When Adams was played at right back in his return to the Leipzig lineup, it looked like an option to get Adams on the field, but the recent sale of Diego Demme to Napoli is a big boost to Adams’ chances of resuming his role as regular starter in the heart of RB Leipzig’s midfield,
Adams still faces plenty of tough competition for minutes, with the likes of Konrad Laimer, Amado Haidara and Kevin Kampl, but the fact he was plugged into the lineup just before the break suggests Leipzig manager Julian Nagelsmann rates him and will give him his chance to stake his claim to the spot left open by Demme’s departure.
NYCFC a good fit for Zelalem
Gedion Zelalem’s quest to revive his career has taken him to New York City FC, where he signed after an unsuccessful stint at Sporting Kansas City.
The move has plenty of risk, but the opportunity for a big reward for the 22-year-old midfielder. He never felt like a good fit with Sporting KC’s counterattacking style. NYCFC’s possession-oriented style — assuming it isn’t drastically changed by new coach Ronny Deila — should suit Zelalem’s strengths well.
Throw in the fact Zelalem will have a chance to play on the small field at Yankee Stadium (and Citi Field) and his quick feet and deft touch could make him a real threat in NYCFC’s setup.
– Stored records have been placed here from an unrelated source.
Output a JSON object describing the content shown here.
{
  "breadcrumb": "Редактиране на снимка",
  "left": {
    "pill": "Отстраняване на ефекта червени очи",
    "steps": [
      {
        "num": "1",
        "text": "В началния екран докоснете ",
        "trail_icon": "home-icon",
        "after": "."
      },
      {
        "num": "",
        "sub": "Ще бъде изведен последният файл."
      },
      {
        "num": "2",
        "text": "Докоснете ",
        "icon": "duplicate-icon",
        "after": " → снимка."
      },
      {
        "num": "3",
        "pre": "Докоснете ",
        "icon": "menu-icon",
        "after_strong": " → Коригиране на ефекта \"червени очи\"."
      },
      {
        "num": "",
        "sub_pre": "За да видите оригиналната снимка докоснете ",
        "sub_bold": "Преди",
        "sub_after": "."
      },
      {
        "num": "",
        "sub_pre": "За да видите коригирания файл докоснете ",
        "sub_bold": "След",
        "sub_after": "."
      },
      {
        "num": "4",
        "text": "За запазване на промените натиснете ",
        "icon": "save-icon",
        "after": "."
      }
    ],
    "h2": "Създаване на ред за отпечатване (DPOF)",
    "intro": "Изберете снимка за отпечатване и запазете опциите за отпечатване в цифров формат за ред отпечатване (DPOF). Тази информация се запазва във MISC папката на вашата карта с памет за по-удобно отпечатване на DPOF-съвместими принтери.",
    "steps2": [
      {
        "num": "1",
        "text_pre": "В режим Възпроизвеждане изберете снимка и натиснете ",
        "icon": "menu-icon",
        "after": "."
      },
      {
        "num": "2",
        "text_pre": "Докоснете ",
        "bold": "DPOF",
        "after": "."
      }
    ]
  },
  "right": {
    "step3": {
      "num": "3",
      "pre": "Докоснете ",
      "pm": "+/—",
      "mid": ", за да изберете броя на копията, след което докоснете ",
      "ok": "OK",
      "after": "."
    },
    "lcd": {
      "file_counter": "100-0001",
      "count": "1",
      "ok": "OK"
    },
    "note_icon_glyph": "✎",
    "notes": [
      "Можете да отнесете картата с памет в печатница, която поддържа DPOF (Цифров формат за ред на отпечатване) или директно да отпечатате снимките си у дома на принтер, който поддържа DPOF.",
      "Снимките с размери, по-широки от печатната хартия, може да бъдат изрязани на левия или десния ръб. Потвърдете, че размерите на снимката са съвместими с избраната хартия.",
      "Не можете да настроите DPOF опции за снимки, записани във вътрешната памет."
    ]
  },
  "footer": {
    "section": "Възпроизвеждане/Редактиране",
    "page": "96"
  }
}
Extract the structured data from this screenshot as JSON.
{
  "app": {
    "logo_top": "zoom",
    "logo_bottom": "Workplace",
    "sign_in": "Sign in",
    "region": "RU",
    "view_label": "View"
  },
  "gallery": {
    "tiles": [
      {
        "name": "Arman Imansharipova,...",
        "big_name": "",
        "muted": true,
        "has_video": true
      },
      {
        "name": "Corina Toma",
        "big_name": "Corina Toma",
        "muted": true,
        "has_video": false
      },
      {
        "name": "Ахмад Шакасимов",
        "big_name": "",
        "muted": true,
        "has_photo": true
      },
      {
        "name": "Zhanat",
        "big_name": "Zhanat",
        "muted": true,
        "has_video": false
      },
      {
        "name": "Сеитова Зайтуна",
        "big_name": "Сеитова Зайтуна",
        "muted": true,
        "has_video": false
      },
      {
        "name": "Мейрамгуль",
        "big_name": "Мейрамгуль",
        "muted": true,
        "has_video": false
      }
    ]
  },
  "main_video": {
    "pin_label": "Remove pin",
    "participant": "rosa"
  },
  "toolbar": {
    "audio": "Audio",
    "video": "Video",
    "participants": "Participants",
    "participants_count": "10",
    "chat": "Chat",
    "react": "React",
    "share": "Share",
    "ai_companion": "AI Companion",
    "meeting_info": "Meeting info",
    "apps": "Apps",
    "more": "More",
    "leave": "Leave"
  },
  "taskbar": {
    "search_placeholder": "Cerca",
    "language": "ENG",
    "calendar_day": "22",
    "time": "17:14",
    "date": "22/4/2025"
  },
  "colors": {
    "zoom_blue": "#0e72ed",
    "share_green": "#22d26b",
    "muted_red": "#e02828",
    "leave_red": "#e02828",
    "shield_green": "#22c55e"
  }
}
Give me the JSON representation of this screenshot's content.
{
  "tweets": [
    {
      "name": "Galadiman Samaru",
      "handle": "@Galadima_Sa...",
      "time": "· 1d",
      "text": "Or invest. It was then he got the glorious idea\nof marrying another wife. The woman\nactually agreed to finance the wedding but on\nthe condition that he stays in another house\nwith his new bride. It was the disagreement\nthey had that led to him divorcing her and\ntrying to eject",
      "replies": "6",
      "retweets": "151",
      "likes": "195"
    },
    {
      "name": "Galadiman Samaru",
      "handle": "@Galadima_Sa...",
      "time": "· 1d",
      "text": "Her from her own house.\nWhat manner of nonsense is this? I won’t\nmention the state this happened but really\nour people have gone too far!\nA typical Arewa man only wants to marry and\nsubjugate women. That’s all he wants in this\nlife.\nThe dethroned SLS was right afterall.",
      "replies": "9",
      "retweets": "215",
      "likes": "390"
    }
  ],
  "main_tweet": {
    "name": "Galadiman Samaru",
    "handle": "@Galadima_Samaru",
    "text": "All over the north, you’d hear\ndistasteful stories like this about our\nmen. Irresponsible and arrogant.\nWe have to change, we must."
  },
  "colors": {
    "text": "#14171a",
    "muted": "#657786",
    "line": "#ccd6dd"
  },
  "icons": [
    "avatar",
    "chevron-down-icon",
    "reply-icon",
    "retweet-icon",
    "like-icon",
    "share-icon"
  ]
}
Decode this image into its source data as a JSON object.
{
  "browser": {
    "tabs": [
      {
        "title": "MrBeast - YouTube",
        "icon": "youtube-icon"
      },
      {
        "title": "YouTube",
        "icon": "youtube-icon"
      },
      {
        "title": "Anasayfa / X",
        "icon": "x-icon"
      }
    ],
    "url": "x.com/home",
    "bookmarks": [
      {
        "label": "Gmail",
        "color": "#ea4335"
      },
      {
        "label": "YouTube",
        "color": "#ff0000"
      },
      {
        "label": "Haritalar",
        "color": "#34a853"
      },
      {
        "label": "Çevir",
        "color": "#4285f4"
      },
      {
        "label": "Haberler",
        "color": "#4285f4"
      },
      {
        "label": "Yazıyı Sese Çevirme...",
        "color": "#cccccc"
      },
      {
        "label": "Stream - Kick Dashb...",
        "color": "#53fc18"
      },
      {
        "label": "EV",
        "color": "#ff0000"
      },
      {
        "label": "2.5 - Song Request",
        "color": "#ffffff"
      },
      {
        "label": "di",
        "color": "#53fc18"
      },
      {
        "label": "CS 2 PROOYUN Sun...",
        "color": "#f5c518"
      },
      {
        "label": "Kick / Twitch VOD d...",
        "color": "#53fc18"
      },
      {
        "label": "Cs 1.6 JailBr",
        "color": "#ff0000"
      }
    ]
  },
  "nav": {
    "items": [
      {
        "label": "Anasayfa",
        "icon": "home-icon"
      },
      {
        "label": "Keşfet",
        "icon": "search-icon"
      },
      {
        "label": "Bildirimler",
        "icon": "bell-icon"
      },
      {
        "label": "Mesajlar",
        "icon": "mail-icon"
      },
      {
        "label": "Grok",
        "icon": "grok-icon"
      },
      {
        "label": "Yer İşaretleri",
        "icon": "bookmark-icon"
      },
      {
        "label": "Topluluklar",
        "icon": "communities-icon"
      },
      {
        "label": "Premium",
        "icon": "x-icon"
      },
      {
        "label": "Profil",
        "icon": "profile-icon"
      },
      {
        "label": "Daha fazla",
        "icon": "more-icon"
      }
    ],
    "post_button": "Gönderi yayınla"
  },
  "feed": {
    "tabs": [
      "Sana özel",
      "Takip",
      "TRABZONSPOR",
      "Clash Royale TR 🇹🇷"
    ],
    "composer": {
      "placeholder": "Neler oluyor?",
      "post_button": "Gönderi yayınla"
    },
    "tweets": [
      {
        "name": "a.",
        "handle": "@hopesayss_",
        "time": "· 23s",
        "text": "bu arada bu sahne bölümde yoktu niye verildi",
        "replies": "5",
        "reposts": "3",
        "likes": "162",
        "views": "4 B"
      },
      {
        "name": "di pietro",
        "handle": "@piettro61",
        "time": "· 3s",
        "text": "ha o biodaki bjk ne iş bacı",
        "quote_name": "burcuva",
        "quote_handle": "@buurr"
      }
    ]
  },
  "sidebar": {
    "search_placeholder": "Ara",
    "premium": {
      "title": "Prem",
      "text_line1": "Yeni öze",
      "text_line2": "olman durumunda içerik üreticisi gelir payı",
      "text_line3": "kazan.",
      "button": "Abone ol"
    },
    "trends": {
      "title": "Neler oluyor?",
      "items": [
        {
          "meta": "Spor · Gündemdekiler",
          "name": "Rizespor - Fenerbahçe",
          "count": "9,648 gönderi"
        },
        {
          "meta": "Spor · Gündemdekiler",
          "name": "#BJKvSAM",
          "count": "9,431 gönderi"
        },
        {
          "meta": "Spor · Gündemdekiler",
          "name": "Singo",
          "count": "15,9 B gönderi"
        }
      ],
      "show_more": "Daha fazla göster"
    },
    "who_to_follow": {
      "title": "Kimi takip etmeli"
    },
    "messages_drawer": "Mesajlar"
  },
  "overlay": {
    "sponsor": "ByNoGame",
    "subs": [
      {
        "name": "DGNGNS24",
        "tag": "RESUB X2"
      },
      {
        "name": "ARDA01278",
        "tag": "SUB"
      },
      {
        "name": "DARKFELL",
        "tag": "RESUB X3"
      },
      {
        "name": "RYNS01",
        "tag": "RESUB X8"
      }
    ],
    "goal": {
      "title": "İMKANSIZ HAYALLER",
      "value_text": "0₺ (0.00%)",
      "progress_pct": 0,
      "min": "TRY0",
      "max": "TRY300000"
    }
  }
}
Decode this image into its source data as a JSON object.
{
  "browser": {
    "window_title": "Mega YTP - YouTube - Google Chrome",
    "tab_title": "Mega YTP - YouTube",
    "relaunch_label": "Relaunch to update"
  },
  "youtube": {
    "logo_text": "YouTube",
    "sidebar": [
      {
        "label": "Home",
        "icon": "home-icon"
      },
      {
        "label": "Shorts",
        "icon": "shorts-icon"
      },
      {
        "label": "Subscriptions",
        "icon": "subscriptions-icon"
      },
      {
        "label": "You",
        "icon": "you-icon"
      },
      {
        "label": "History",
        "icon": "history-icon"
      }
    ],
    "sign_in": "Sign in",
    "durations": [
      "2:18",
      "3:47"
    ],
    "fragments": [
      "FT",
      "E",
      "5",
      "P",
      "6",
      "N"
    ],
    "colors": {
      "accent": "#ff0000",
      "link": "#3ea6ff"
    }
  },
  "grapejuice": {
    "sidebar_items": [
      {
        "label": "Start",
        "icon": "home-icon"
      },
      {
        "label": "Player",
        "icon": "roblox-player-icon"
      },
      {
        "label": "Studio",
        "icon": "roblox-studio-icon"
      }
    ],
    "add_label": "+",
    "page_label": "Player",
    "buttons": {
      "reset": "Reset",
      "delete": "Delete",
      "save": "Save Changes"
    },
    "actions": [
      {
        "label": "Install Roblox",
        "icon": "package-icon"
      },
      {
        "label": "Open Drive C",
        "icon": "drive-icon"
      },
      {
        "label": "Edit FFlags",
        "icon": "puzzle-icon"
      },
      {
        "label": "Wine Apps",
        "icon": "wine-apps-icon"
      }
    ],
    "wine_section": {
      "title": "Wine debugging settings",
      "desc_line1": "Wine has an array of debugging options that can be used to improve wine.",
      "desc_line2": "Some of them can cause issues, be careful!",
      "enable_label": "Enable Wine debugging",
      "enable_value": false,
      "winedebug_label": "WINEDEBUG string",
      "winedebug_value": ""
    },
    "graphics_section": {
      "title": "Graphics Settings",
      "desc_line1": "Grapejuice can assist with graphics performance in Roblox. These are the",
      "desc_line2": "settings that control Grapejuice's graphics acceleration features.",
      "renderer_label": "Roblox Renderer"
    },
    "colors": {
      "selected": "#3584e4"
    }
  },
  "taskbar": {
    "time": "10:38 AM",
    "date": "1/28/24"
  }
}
The risk lies in the heavy competition he will face for minutes. NYCFC is stacked in central midfield, with Maxi Moralez, Keaton Parks, Alexander Ring, James Sands, Tony Rocha and Juan Pablo Torres, but given the fact NYCFC will be competing on multiple fronts this year (Concacaf Champions League, U.S. Open Cup), there will be minutes to go around and Zelalem could thrive in New York in a way he wasn’t able to at SKC.